This page lists selected resources that explore the intersection of language, race, and nationality, with a focus on how this intersection impacts the experiences of international students. A number of the resources also have relevance for the experience of racialized minorities in educational and other institutions.

Why a Theme on International Students and Education?

Higher education is one of the “commodities” in our contemporary world that transcends national borders. Many students at the university level choose to pursue their undergraduate or (post)graduate degrees in an overseas institution whose language of instruction and campus life is not their first. While the accomplishments of these international students are considerable – they are, after all,  functioning at a high-level in a second (third, fourth…) language and in many cases a different writing system – the special circumstances and potential of these students often seem to pass under the administrative and instructional radar of their institutions. Ironically, these same international students constitute a critical source of income for their host universities, sometimes making it possible for colleges and universities to support domestic students who would otherwise be unable to afford increasingly high tuition fees.

The situation of international students is particularly difficult in Anglophone institutions of higher education, given the often unquestioned monolingual ideology that operates more generally in countries such as Australia, the United Kingdom and the United States. The Language, Culture and Justice Hub recently explored how international students fare in predominantly Anglophone institutions through its project Multilingual Life on a Monolingual Campus: the linguistic experiences of international students in English language-medium universities. Brandeis University, the Hub’s former home, partnered with Macquarie University in Australia and the University of Birmingham in the UK to investigate this important topic on three continents.


Click on the type of resource below to explore scholarly publications, reports, blogposts, commentaries and more.

To learn about conceptual and methodological approaches to research about international students, visit a website dedicated to this area of inquiry, led primarily by researchers at the University of Manchester in the UK:

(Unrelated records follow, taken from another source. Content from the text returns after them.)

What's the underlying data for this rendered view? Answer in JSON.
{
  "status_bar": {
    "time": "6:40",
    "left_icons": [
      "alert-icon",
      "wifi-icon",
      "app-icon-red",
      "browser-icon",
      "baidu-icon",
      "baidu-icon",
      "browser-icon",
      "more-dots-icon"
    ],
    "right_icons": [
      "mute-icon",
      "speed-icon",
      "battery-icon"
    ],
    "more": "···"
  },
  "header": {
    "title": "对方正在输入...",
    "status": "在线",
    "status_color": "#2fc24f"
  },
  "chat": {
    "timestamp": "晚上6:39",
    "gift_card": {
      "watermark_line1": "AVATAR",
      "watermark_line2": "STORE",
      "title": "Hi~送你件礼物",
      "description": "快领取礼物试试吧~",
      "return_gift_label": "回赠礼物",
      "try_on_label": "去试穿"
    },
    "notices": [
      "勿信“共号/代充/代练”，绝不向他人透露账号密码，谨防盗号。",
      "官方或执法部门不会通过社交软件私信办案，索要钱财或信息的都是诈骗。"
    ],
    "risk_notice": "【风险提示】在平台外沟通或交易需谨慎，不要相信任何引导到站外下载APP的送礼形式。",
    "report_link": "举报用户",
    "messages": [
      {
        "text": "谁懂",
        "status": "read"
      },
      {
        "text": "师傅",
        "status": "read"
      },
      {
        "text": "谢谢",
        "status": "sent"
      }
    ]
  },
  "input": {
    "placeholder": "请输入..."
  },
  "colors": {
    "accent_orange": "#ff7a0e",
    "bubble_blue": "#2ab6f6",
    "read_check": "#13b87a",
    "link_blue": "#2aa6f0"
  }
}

To Read
To Watch/Listen
  • Baugh, John
    “The significance of linguistic profiling” TEDxEmory. February 2019 
    This 18-minute TED talk by an eminent sociolinguist explores the phenomenon whereby a certain pattern of pronunciation (“accent”) triggers negative responses or evaluations.
  • Bodis, Agnes“International students at Australian universities: the simplification of English language proficiency and the invisibility of multilingualism” Language, Culture and Multilingualism in a Globalised World. Workshop at the University of Birmingham. July 2021. This 16-minute Zoom recording is from the July 2021 workshop organized by the MLMC University of Birmingham research partner Karen McAuliffe. She emphasizes that Australian institutions are characterized by a “monolingual mindset,” one of the results being that multilingualism tends to be seen as a deficit instead of an asset.
  • City of Melbourne. 2018.  “Act of Translation: the Documentary.” This YouTube video shows the behind-the-scenes lives of international students in Melbourne, Australia. The documentary was a collaboration between the City of Melbourne, Study Melbourne, RMIT University, the Australian Federation of International Students (AFIS), the Immigration Museum and independent artistic director, Catherine Simmonds.
  • Jones, Elspeth. “International Educator Conversations.” This YouTube channel provides a series of filmed conversations between Jones and various guests on topics relevant to international education.